Glasses Have Many Important Pieces
Your sight is an important part of how you live life. Far too many people take this sense for granted. They don’t realize how much of their life requires good vision. From reading and writing to driving a car, poor vision would certainly reduce your quality of life. Unfortunately, millions of people across the United States require some form of vision correction. Whether they suffer from astigmatism, nearsightedness, farsightedness, or another eye condition, many Americans need help seeing clearly.
One of the most common and oldest forms of vision correction is eyeglasses. According to the Vision Council, roughly 164 million American adults wear eyeglasses to correct their vision. Even those with 20/20 vision can benefit from the use of glasses. Blue light blocking glasses can protect you from computer vision syndrome, also known as digital eye strain. Sunglasses also protect you from the sun’s harmful UV rays.
With so many people wearing eyeglasses or some other type of glasses, it’s shocking how little most people know about them. You should know all of the important parts of eyeglasses to better understand how to find a pair that fits perfectly or to fix them if they break. There are many important parts of eyeglasses you need to know about.
For many people, the lenses are arguably the most important part of any pair of eyeglasses. After all, they are the things that correct your vision! The lenses are the clear pieces of glasses, plastic, or other materials that you see through, which are held by your frames. After an eye exam, your eye doctor will provide you with a prescription that details the level of vision correction you need.
Lenses can either be:
- Single vision
- And more
It all depends on your vision needs.
The frame front is what makes up the bulk of your glasses. It is the part that holds your lenses in place, allowing you to properly see through them. Frame fronts are occasionally referred to as the rims. They are the part of your glasses that allow you to decide what style and aesthetic you want.
This is the part you have the most customization over. You can decide the color, shape, material, and more. The most common materials for your frames are cellulose acetate, metal, or carbon fiber.
Your frames can either be:
- Full-rim: Frames that surround the entire edge of the lenses
- Half-rim: Similar to full rim except only the top half is surrounded by the frame, while the bottom half is held in place using a thin nylon chord

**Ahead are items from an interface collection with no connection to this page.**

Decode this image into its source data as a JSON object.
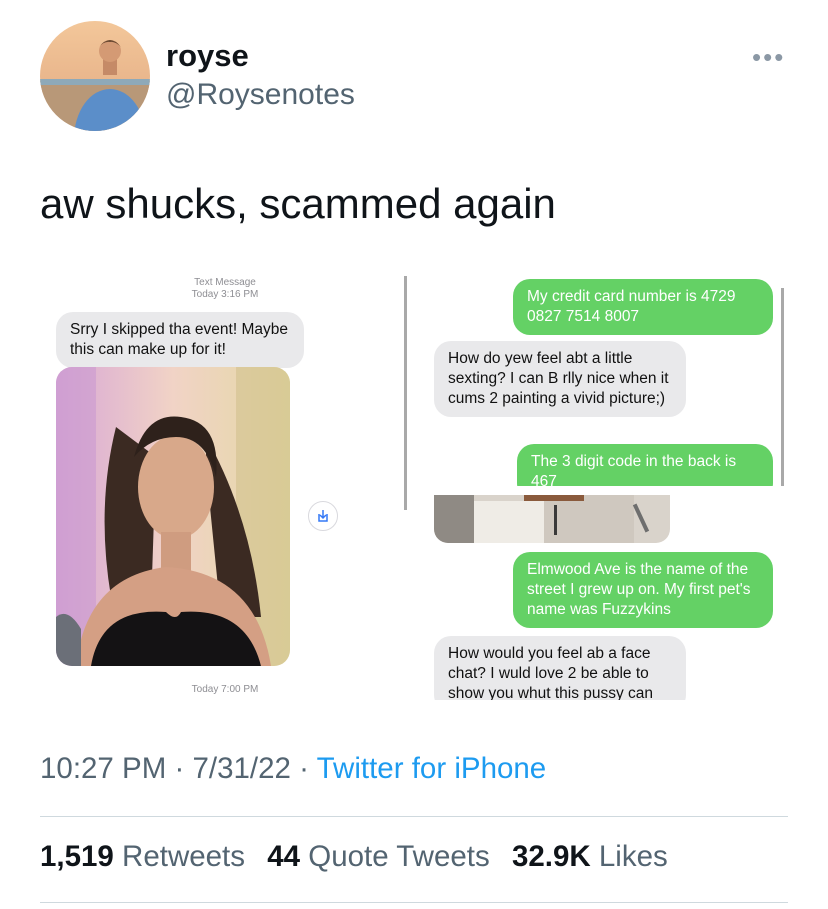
{
  "author": {
    "display_name": "royse",
    "handle": "@Roysenotes"
  },
  "tweet": {
    "text": "aw shucks, scammed again"
  },
  "screenshots": {
    "left": {
      "header_line1": "Text Message",
      "header_line2": "Today 3:16 PM",
      "incoming_message": "Srry I skipped tha event! Maybe this can make up for it!",
      "timestamp_bottom": "Today 7:00 PM"
    },
    "right": {
      "messages": [
        {
          "side": "out",
          "text": "My credit card number is 4729 0827 7514 8007"
        },
        {
          "side": "in",
          "text": "How do yew feel abt a little sexting? I can B rlly nice when it cums 2 painting a vivid picture;)"
        },
        {
          "side": "out",
          "text": "The 3 digit code in the back is 467"
        },
        {
          "side": "out",
          "text": "Elmwood Ave is the name of the street I grew up on. My first pet's name was Fuzzykins"
        },
        {
          "side": "in",
          "text": "How would you feel ab a face chat? I wuld love 2 be able to show you whut this pussy can"
        }
      ]
    }
  },
  "meta": {
    "time": "10:27 PM",
    "date": "7/31/22",
    "separator": "·",
    "source": "Twitter for iPhone"
  },
  "stats": {
    "retweets_count": "1,519",
    "retweets_label": "Retweets",
    "quotes_count": "44",
    "quotes_label": "Quote Tweets",
    "likes_count": "32.9K",
    "likes_label": "Likes"
  },
  "icons": {
    "more": "more-horizontal-icon",
    "save": "save-to-photos-icon"
  },
  "colors": {
    "imessage_blue_green": "#64d165",
    "incoming_gray": "#e9e9eb",
    "link_blue": "#1d9bf0",
    "secondary_text": "#536471"
  }
}
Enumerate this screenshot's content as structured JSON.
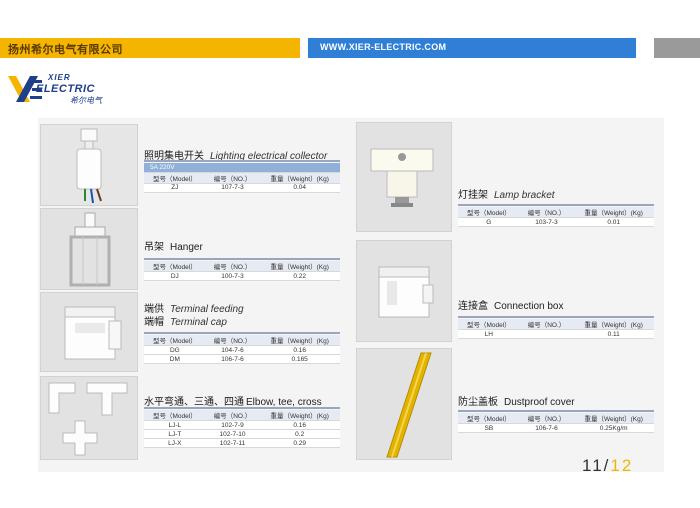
{
  "header": {
    "company": "扬州希尔电气有限公司",
    "website": "WWW.XIER-ELECTRIC.COM"
  },
  "logo": {
    "line1": "XIER",
    "line2": "ELECTRIC",
    "line3": "希尔电气"
  },
  "colors": {
    "accent_yellow": "#f4b400",
    "accent_blue": "#2f7fd6",
    "gray_block": "#9a9a9a"
  },
  "products": {
    "collector": {
      "cn": "照明集电开关",
      "en": "Lighting electrical collector",
      "rating": "5A   220V",
      "headers": [
        "型号（Model）",
        "编号（NO.）",
        "重量（Weight）(Kg)"
      ],
      "rows": [
        [
          "ZJ",
          "107-7-3",
          "0.04"
        ]
      ]
    },
    "hanger": {
      "cn": "吊架",
      "en": "Hanger",
      "headers": [
        "型号（Model）",
        "编号（NO.）",
        "重量（Weight）(Kg)"
      ],
      "rows": [
        [
          "DJ",
          "100-7-3",
          "0.22"
        ]
      ]
    },
    "terminal": {
      "cn1": "端供",
      "en1": "Terminal feeding",
      "cn2": "端帽",
      "en2": "Terminal cap",
      "headers": [
        "型号（Model）",
        "编号（NO.）",
        "重量（Weight）(Kg)"
      ],
      "rows": [
        [
          "DG",
          "104-7-6",
          "0.16"
        ],
        [
          "DM",
          "106-7-6",
          "0.165"
        ]
      ]
    },
    "elbow": {
      "cn": "水平弯通、三通、四通",
      "en": "Elbow, tee, cross",
      "headers": [
        "型号（Model）",
        "编号（NO.）",
        "重量（Weight）(Kg)"
      ],
      "rows": [
        [
          "LJ-L",
          "102-7-9",
          "0.16"
        ],
        [
          "LJ-T",
          "102-7-10",
          "0.2"
        ],
        [
          "LJ-X",
          "102-7-11",
          "0.29"
        ]
      ]
    },
    "lamp": {
      "cn": "灯挂架",
      "en": "Lamp bracket",
      "headers": [
        "型号（Model）",
        "编号（NO.）",
        "重量（Weight）(Kg)"
      ],
      "rows": [
        [
          "G",
          "103-7-3",
          "0.01"
        ]
      ]
    },
    "box": {
      "cn": "连接盒",
      "en": "Connection box",
      "headers": [
        "型号（Model）",
        "编号（NO.）",
        "重量（Weight）(Kg)"
      ],
      "rows": [
        [
          "LH",
          "",
          "0.11"
        ]
      ]
    },
    "cover": {
      "cn": "防尘盖板",
      "en": "Dustproof cover",
      "headers": [
        "型号（Model）",
        "编号（NO.）",
        "重量（Weight）(Kg)"
      ],
      "rows": [
        [
          "SB",
          "106-7-6",
          "0.25Kg/m"
        ]
      ]
    }
  },
  "page": {
    "current": "11",
    "separator": "/",
    "total": "12"
  }
}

- Rimless: There is no frame surrounding the lenses. A metal bridge holds the two lenses together.
End Pieces, Hinges, & Screws
End pieces are at the furthest edge of the frames. These are the parts of eyeglasses that connect the frame fronts to the temples. End pieces can only connect the temples if there are hinges in place. Hinges sit between the temples and end pieces and are what allow you to fold the temples inward. Many people also commonly refer to hinges as joints.
The screws are the small metal fasteners that connect the two parts of a hinge together. They are what fastens the endpieces on the frame front to the temples.
The bridge has a simple name and a simple job. It only needs to bridge your nose and bridge the two lenses together. The bridge holds the majority of the weight of your glasses. It also determines how well your glasses fit on your face. They are highly customizable, allowing you to form them to fit the shape of your nose.
For full-rim frames, the bridge is a part of the frame front. You do not need to include an extra piece. However, for some frames like half rim or rimless, an extra piece is required. Typically, these bridges are made of metal and connect the two lenses.
Much like the bridge, the temples are what keep your glasses on your face. They are often referred to as the arms or legs, but their real names are the temples because they are on each side of your head.
Temples are typically made from acetate or metal, and they have a drop end or hockey end, which hooks down at about a 45-degree angle behind your ear to keep them from sliding off. They come in varying lengths. Your eye doctor will properly measure the length that works best for your face. There is another important aspect of your glasses attached to the temples:
- Temple Tip: At the end of the temples where they hook down, you will find temple tips. Manufacturers place them at the end of the temples to increase comfortability. Often, the materials used to make temples can irritate the skin, so the tips are in place to protect you.
It is important to remember that not every pair of glasses has nose pads. However, for the ones that need them, they are incredibly important for the comfort of the wearer. The purpose of nose pads is to keep the glasses comfortably sitting on your face without sliding down. There are different kinds for different frame types:
- Full-Rim Nose Pads: For full-rim frames, the nose pads are a part of the frames. When the frames are being made, the material is shaped to include smooth nose pads to sit on your nose.
- Push-In Nose Pads: These pads are not a part of the frames themselves. Instead, they are additional pieces that are inserted into the acetate frame or connected to the metal frame. They are attached to a pad arm that holds them in place.
Eyeglasses are an important part of millions of Americans’ lives. They allow you to complete everyday tasks like reading and driving that you would otherwise struggle with. While they are often a regular part of many people’s lives, too few people know about the important parts of eyeglasses. First Eye Care DFW is here to ensure that you are properly educated about your glasses. If you require vision correction or have any other questions about your glasses, contact us today.